**PROBLEM REQUIREMENTS**
All the entries need to be duplicated exactly, with the pictures omitted.

-=-=-

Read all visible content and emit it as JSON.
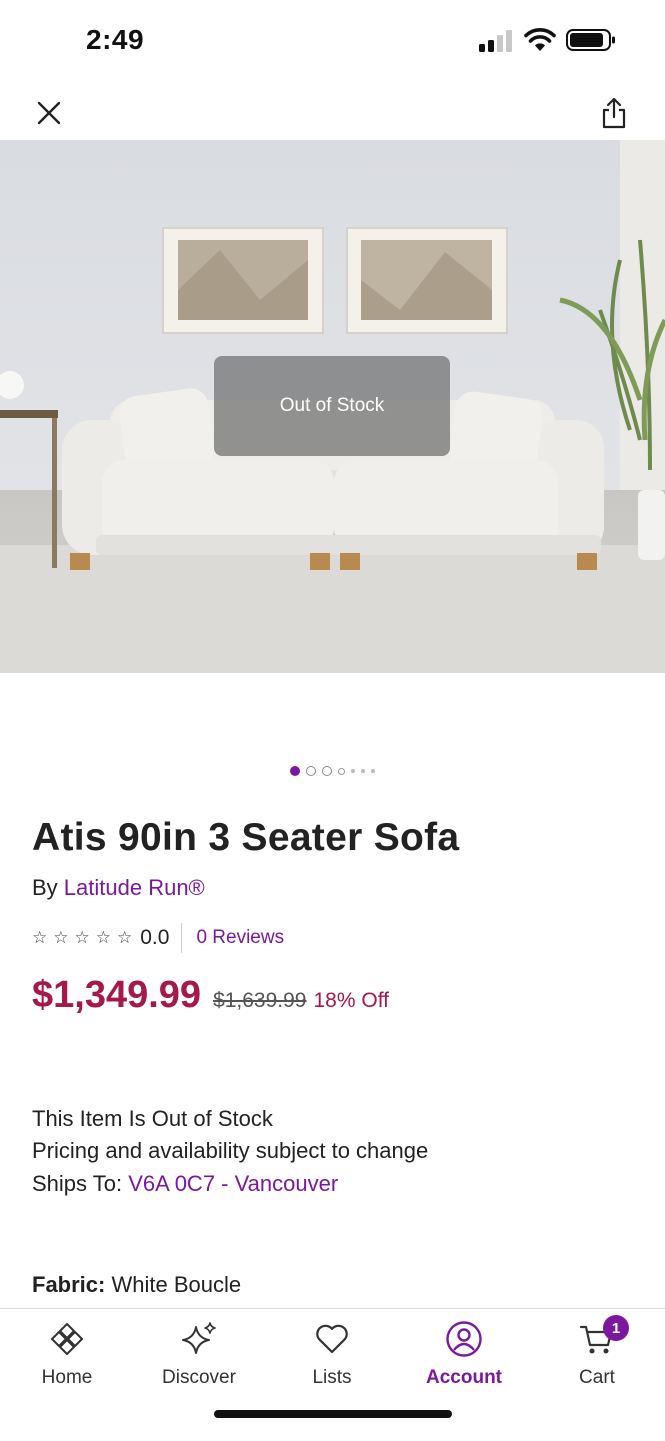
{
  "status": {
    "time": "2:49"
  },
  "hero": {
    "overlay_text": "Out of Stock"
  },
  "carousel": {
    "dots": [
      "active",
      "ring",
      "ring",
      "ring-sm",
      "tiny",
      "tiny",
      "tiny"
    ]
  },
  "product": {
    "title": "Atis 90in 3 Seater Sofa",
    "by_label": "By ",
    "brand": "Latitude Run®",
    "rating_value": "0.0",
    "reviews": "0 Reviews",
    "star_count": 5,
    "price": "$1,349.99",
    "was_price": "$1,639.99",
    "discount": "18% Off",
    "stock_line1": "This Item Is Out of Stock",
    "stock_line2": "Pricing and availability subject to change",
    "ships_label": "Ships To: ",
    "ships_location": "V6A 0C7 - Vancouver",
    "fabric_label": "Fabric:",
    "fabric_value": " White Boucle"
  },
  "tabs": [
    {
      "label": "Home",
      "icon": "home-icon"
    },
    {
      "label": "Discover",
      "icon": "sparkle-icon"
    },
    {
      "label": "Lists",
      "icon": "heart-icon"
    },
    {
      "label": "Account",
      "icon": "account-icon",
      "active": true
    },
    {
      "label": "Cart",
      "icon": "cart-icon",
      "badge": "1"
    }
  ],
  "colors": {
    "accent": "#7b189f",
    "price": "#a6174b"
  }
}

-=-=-

**RESULT FOR THIS EXERCISE**
Read all visible content and emit it as JSON.
{
  "status": {
    "time": "2:49"
  },
  "hero": {
    "overlay_text": "Out of Stock"
  },
  "carousel": {
    "dots": [
      "active",
      "ring",
      "ring",
      "ring-sm",
      "tiny",
      "tiny",
      "tiny"
    ]
  },
  "product": {
    "title": "Atis 90in 3 Seater Sofa",
    "by_label": "By ",
    "brand": "Latitude Run®",
    "rating_value": "0.0",
    "reviews": "0 Reviews",
    "star_count": 5,
    "price": "$1,349.99",
    "was_price": "$1,639.99",
    "discount": "18% Off",
    "stock_line1": "This Item Is Out of Stock",
    "stock_line2": "Pricing and availability subject to change",
    "ships_label": "Ships To: ",
    "ships_location": "V6A 0C7 - Vancouver",
    "fabric_label": "Fabric:",
    "fabric_value": " White Boucle"
  },
  "tabs": [
    {
      "label": "Home",
      "icon": "home-icon"
    },
    {
      "label": "Discover",
      "icon": "sparkle-icon"
    },
    {
      "label": "Lists",
      "icon": "heart-icon"
    },
    {
      "label": "Account",
      "icon": "account-icon",
      "active": true
    },
    {
      "label": "Cart",
      "icon": "cart-icon",
      "badge": "1"
    }
  ],
  "colors": {
    "accent": "#7b189f",
    "price": "#a6174b"
  }
}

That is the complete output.